The sticky pads of gecko’s foot are helpful for climbing walls—but they could also help clean up dust, too. Researchers from Yale University have found that their microscopic structure could be used to gather ultra-fine dust that’s otherwise devilishly hard to capture.
Look at the surface of a gecko’s foot under a microscope and you won’t see a smooth surface, but thousands of tiny pillars. Those pillars help generate electrostatic charges that provide at least part of the creature’s ability to clamber up vertical surfaces with relative ease.
But electrostatic charges could also be used to attract dust particles, the researchers figured—so they decided to build a new material that mimics the microstructure of the gecko foot. The result is a sheet of a polymer called polydimethylsiloxane (PDMS), with pillars over its surface that range in size from 2 to 50 microns in diameter.
Unlike a gecko foot, the electrostatic charge created by the pillars is too weak for a sheet of the material to stick to a surface—but it is strong enough to attract dust particles. And it works: In the image below, you can see silica dust particles being attracted to a 50-micron diameter column. The research is published in ACS Applied Materials and Interfaces.

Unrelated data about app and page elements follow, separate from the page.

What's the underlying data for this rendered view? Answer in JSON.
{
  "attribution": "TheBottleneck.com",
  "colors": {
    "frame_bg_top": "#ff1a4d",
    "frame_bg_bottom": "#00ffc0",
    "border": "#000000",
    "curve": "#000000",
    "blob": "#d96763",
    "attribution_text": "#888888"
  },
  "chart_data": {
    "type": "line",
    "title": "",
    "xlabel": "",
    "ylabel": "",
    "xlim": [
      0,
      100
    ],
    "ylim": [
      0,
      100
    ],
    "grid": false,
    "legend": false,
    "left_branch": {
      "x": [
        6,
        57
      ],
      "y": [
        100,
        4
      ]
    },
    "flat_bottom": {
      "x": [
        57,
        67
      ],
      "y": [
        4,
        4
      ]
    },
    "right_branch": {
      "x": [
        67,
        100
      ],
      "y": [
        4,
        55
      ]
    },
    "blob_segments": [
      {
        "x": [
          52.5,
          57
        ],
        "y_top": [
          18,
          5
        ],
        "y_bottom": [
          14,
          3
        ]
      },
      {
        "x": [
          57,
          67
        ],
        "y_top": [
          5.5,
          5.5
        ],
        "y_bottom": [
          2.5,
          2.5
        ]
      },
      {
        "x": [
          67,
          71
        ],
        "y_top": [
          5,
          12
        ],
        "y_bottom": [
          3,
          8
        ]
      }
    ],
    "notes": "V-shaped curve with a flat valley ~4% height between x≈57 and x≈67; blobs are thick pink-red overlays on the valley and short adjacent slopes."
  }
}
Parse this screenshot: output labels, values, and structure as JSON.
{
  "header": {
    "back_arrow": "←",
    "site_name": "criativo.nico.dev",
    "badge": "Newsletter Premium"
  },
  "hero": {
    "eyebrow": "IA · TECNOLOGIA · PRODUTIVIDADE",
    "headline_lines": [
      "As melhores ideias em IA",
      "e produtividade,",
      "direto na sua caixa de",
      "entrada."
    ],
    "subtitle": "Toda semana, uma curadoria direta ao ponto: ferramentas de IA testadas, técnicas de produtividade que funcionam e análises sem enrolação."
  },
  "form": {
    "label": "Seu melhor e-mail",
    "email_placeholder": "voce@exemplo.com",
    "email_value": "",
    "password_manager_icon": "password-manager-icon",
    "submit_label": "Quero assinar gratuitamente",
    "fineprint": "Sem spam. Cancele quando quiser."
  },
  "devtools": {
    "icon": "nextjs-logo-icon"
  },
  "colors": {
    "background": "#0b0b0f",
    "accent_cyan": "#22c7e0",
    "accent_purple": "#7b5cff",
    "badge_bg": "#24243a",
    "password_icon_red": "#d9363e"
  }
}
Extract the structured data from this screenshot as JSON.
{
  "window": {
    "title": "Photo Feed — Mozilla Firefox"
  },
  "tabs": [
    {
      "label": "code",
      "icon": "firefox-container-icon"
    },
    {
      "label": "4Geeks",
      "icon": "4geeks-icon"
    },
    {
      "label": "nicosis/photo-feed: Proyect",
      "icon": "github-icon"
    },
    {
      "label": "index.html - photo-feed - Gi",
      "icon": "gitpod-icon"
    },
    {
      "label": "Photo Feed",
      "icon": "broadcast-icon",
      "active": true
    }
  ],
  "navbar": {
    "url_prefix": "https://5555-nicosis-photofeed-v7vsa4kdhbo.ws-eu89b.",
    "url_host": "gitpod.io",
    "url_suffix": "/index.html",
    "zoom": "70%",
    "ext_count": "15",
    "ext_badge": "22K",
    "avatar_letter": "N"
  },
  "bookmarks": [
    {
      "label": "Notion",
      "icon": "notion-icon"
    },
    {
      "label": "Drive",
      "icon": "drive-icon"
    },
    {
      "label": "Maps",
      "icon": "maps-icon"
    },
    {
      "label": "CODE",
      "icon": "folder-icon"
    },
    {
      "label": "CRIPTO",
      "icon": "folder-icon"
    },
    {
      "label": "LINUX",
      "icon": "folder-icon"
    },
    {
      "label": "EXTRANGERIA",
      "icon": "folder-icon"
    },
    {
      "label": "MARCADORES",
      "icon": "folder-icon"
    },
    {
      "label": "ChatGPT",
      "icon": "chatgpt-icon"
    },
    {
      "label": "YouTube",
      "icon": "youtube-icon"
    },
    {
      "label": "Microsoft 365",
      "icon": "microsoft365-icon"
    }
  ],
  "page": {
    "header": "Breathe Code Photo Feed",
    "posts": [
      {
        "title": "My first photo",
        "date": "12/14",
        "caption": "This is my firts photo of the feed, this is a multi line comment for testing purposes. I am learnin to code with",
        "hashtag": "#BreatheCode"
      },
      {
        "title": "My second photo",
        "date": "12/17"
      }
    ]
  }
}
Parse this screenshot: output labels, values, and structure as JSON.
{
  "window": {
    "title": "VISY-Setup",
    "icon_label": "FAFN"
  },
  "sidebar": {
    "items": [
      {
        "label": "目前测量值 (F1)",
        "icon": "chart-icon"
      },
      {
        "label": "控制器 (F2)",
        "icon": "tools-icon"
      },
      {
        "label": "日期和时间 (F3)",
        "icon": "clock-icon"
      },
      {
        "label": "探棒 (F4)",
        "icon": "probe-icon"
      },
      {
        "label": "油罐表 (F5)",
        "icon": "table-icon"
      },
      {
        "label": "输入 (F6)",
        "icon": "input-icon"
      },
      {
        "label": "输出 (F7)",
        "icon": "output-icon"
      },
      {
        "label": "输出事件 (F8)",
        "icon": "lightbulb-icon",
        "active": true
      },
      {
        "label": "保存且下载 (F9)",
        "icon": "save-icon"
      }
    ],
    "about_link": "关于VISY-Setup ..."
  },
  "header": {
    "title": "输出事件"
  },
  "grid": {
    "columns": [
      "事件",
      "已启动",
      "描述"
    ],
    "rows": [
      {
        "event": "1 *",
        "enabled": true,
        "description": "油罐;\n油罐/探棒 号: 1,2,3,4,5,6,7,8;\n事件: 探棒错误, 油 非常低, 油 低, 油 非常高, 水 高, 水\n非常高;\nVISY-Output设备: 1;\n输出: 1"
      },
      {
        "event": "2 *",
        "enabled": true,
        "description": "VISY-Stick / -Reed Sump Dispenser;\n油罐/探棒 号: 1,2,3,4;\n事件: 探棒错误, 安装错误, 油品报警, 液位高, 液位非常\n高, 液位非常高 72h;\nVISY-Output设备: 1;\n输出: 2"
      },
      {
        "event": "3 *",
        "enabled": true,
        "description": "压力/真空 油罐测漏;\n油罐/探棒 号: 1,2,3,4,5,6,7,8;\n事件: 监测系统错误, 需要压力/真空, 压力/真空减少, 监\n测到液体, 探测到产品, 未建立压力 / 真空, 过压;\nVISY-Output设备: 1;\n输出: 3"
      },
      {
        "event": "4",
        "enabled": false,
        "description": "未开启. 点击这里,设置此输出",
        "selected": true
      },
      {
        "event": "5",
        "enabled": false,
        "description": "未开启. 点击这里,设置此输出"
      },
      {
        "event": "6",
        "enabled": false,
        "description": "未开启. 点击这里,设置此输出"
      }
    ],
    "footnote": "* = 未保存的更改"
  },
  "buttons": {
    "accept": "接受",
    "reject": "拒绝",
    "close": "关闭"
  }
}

The team has tested it on a series of different surfaces, where it appears to work effectively and cause no damage to the objects it’s being used to clean. While the project was set up to create a tool that could be used to clean artworks, the researchers reckon it could in theory be used to clean any surface.
Now we just need to wait for their clever cleaning cloths to become a commercial reality.